**Exercise goal**
Scan the records for lines with the word "value", and copy every such line.
········
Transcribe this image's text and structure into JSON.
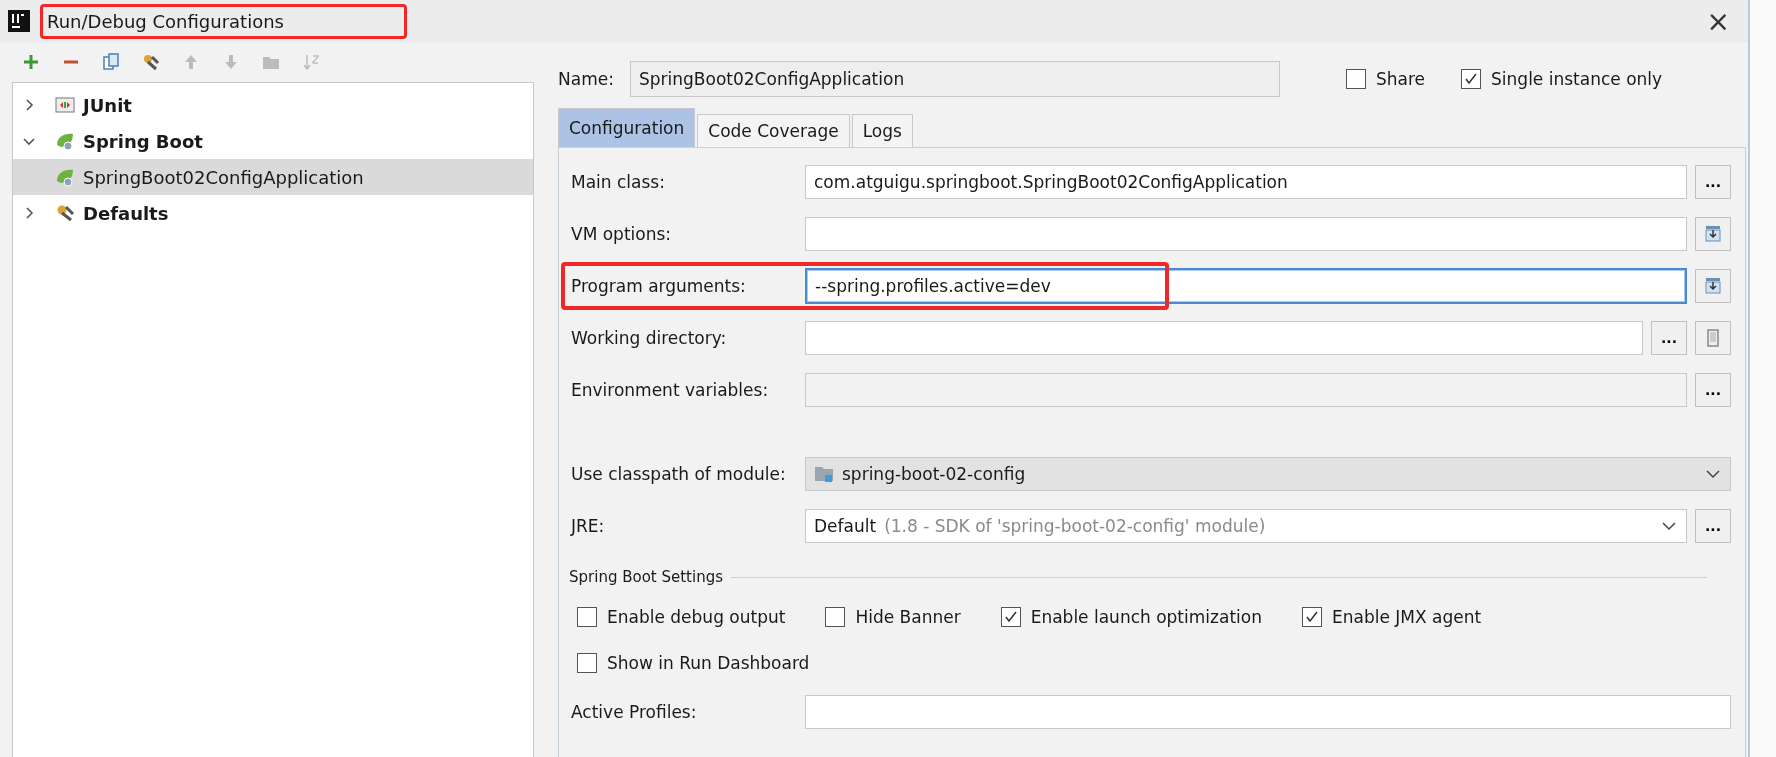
{
  "window": {
    "title": "Run/Debug Configurations",
    "highlighted": true,
    "close": "×"
  },
  "toolbar": [
    {
      "kind": "add",
      "disabled": false
    },
    {
      "kind": "remove",
      "disabled": false
    },
    {
      "kind": "copy",
      "disabled": false
    },
    {
      "kind": "edit",
      "disabled": false
    },
    {
      "kind": "up",
      "disabled": true
    },
    {
      "kind": "down",
      "disabled": true
    },
    {
      "kind": "folder",
      "disabled": true
    },
    {
      "kind": "sort",
      "disabled": true
    }
  ],
  "tree": [
    {
      "label": "JUnit",
      "kind": "junit",
      "expanded": false,
      "selected": false
    },
    {
      "label": "Spring Boot",
      "kind": "spring",
      "expanded": true,
      "selected": false,
      "children": [
        {
          "label": "SpringBoot02ConfigApplication",
          "kind": "spring",
          "selected": true
        }
      ]
    },
    {
      "label": "Defaults",
      "kind": "defaults",
      "expanded": false,
      "selected": false
    }
  ],
  "name": {
    "label": "Name:",
    "value": "SpringBoot02ConfigApplication"
  },
  "options": [
    {
      "label": "Share",
      "checked": false
    },
    {
      "label": "Single instance only",
      "checked": true
    }
  ],
  "tabs": [
    {
      "label": "Configuration",
      "selected": true
    },
    {
      "label": "Code Coverage",
      "selected": false
    },
    {
      "label": "Logs",
      "selected": false
    }
  ],
  "fields": [
    {
      "kind": "text",
      "label": "Main class:",
      "value": "com.atguigu.springboot.SpringBoot02ConfigApplication",
      "focused": false,
      "highlighted": false,
      "actions": [
        {
          "kind": "browse",
          "label": "..."
        }
      ]
    },
    {
      "kind": "text",
      "label": "VM options:",
      "focused": false,
      "highlighted": false,
      "actions": [
        {
          "kind": "expand"
        }
      ]
    },
    {
      "kind": "text",
      "label": "Program arguments:",
      "value": "--spring.profiles.active=dev",
      "focused": true,
      "highlighted": true,
      "actions": [
        {
          "kind": "expand"
        }
      ]
    },
    {
      "kind": "text",
      "label": "Working directory:",
      "focused": false,
      "highlighted": false,
      "actions": [
        {
          "kind": "browse",
          "label": "..."
        },
        {
          "kind": "macro"
        }
      ]
    },
    {
      "kind": "readonly",
      "label": "Environment variables:",
      "focused": false,
      "highlighted": false,
      "actions": [
        {
          "kind": "browse",
          "label": "..."
        }
      ]
    },
    {
      "kind": "module",
      "label": "Use classpath of module:",
      "value": "spring-boot-02-config",
      "focused": false,
      "highlighted": false
    },
    {
      "kind": "combo",
      "label": "JRE:",
      "value": "Default",
      "detail": "(1.8 - SDK of 'spring-boot-02-config' module)",
      "focused": false,
      "highlighted": false,
      "actions": [
        {
          "kind": "browse",
          "label": "..."
        }
      ]
    }
  ],
  "settings": {
    "title": "Spring Boot Settings",
    "rows": [
      [
        {
          "label": "Enable debug output",
          "checked": false
        },
        {
          "label": "Hide Banner",
          "checked": false
        },
        {
          "label": "Enable launch optimization",
          "checked": true
        },
        {
          "label": "Enable JMX agent",
          "checked": true
        }
      ],
      [
        {
          "label": "Show in Run Dashboard",
          "checked": false
        }
      ]
    ],
    "active_profiles": {
      "label": "Active Profiles:"
    }
  }
}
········
**Output for this exercise**
    "value": "SpringBoot02ConfigApplication"
      "value": "com.atguigu.springboot.SpringBoot02ConfigApplication",
      "value": "--spring.profiles.active=dev",
      "value": "spring-boot-02-config",
      "value": "Default",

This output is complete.